* [Activity]: Look through the material below and show every line with the word "package".

━━━

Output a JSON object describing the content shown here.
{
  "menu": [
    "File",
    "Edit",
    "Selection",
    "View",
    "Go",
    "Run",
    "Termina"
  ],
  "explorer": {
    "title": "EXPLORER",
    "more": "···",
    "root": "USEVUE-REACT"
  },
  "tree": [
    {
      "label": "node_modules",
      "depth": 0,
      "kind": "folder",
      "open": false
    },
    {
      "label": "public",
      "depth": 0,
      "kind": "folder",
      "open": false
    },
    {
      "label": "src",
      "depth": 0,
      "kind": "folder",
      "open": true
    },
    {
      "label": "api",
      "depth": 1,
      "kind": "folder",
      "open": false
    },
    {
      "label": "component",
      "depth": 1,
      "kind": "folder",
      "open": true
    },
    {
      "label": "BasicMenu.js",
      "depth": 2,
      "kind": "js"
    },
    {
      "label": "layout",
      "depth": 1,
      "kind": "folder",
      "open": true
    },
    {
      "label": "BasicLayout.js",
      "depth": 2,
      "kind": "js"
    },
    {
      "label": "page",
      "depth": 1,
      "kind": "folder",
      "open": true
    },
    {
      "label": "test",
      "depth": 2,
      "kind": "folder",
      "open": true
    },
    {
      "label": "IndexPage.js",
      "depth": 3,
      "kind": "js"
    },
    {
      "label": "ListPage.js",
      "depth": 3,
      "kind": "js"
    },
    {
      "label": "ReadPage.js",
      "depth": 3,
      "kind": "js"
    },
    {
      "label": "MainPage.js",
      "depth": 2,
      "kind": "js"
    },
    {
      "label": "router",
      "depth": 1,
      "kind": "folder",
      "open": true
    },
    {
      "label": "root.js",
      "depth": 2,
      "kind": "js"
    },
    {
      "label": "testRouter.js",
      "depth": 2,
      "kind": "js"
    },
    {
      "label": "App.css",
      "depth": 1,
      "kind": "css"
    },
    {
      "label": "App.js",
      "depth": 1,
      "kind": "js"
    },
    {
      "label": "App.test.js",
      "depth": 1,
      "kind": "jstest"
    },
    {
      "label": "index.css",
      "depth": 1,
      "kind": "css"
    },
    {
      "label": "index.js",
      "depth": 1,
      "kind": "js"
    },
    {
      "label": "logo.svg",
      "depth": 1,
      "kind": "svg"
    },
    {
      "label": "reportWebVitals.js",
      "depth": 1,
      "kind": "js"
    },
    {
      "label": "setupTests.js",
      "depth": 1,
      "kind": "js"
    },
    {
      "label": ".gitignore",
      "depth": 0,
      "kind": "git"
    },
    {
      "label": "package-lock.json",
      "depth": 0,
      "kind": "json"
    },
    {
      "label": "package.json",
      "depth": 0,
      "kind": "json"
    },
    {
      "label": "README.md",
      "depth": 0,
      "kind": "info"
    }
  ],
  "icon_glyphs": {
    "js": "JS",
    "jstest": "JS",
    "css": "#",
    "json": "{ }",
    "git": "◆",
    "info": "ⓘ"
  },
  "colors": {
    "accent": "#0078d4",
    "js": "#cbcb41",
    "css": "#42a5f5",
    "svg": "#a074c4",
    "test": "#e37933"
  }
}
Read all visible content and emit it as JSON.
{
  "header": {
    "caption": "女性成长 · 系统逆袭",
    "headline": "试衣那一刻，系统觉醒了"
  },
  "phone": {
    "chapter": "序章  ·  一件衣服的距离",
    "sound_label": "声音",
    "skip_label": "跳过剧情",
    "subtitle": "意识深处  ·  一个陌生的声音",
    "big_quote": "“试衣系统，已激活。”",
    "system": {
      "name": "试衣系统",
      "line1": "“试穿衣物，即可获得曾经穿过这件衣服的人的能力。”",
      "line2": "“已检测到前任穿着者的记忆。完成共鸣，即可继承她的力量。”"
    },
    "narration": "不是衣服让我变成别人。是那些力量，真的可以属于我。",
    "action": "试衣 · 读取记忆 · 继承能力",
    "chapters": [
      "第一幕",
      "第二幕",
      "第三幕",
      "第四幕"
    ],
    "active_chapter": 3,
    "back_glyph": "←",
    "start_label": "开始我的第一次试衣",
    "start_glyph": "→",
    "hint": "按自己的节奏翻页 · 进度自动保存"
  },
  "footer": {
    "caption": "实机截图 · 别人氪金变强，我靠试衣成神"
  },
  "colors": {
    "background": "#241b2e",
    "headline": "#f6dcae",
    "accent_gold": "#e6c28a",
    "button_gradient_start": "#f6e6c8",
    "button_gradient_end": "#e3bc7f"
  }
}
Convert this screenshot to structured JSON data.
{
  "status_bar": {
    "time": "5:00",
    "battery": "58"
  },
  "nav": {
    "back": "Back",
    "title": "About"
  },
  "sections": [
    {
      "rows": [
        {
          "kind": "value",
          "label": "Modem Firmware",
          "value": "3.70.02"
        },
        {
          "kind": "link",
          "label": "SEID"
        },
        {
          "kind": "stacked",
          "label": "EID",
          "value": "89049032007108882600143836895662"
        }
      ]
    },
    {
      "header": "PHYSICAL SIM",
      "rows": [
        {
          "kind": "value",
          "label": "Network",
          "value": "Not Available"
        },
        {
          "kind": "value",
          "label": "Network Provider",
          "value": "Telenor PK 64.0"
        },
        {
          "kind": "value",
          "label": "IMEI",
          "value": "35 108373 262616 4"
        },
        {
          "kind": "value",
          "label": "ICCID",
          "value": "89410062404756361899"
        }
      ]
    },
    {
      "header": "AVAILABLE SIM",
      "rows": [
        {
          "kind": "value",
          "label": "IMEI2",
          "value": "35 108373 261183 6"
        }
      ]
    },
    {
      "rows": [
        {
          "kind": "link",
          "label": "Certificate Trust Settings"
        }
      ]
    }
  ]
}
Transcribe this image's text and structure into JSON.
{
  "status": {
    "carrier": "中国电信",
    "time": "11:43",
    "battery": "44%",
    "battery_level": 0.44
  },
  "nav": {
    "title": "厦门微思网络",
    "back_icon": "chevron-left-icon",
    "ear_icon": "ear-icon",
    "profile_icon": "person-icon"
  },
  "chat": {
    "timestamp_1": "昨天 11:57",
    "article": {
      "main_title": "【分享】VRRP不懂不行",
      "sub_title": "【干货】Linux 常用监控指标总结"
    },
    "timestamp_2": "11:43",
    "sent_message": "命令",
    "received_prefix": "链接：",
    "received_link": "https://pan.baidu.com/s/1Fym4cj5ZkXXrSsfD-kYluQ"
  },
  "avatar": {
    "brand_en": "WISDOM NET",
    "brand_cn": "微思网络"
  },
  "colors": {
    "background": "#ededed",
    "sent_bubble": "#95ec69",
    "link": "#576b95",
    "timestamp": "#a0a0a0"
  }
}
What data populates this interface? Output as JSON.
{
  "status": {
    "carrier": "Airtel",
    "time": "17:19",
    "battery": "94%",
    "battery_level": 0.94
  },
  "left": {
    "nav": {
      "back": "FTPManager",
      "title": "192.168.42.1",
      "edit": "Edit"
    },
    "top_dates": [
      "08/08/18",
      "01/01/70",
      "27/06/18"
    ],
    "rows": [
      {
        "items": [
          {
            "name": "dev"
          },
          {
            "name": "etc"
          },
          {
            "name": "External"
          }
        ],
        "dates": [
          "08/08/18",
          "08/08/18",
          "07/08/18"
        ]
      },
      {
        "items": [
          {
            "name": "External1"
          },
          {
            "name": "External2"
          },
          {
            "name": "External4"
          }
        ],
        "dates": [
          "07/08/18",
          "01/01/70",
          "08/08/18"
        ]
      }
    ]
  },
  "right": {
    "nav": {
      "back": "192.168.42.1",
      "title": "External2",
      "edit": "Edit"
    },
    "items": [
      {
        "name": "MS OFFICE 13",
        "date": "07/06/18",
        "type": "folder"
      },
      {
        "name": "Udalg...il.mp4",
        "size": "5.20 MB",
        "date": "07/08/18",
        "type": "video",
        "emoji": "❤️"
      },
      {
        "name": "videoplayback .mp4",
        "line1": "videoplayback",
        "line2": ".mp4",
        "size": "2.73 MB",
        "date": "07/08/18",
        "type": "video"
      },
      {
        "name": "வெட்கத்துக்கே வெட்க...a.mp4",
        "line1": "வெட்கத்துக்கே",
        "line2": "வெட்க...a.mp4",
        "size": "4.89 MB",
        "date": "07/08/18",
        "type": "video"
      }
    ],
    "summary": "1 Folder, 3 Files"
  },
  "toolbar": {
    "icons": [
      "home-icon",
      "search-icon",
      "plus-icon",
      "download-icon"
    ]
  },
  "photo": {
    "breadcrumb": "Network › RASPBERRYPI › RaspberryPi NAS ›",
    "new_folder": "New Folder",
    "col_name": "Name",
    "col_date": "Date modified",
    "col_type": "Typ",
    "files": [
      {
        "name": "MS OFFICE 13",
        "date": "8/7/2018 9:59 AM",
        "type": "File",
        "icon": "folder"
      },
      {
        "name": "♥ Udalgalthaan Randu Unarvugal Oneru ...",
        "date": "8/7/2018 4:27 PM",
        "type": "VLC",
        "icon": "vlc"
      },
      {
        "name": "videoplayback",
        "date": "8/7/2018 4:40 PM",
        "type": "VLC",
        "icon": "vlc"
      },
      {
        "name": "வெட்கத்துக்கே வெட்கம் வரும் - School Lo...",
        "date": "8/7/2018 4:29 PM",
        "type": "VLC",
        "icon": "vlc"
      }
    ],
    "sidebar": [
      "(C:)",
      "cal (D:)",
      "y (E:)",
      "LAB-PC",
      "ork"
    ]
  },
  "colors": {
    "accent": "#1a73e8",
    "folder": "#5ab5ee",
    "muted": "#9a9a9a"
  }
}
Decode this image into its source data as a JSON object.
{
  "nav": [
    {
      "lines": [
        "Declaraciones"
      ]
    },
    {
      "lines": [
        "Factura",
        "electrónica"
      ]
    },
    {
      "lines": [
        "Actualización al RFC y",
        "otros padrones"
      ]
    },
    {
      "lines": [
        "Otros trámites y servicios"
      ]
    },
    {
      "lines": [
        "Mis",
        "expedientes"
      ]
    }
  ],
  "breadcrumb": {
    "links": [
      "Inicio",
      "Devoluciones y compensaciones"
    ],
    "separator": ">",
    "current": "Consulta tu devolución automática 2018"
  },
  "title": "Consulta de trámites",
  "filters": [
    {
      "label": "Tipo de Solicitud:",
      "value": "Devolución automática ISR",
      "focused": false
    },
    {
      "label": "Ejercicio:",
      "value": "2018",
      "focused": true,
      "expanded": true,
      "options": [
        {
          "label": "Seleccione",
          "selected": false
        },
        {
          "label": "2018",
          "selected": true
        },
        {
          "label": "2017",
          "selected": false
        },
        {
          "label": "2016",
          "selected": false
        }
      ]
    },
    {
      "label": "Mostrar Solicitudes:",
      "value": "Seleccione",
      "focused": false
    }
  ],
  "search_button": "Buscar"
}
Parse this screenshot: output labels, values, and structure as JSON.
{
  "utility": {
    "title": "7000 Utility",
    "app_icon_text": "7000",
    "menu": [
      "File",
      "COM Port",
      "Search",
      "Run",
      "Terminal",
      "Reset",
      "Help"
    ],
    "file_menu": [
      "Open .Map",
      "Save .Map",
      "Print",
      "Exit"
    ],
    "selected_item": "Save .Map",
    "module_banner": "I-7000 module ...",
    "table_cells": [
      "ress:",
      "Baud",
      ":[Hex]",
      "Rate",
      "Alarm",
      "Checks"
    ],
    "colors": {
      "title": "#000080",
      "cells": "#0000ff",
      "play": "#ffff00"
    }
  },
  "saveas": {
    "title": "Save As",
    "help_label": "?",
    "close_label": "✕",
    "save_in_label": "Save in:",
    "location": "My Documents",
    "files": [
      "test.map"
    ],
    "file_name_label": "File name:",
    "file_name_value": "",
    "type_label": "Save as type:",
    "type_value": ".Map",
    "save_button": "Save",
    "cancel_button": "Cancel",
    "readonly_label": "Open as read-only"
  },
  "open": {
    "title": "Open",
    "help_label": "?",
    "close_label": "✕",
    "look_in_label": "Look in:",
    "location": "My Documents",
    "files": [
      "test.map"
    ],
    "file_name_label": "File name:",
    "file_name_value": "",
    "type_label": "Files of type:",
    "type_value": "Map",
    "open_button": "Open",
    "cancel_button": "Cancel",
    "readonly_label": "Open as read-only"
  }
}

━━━

* [Exercise solution]:
      "label": "package-lock.json",
      "label": "package.json",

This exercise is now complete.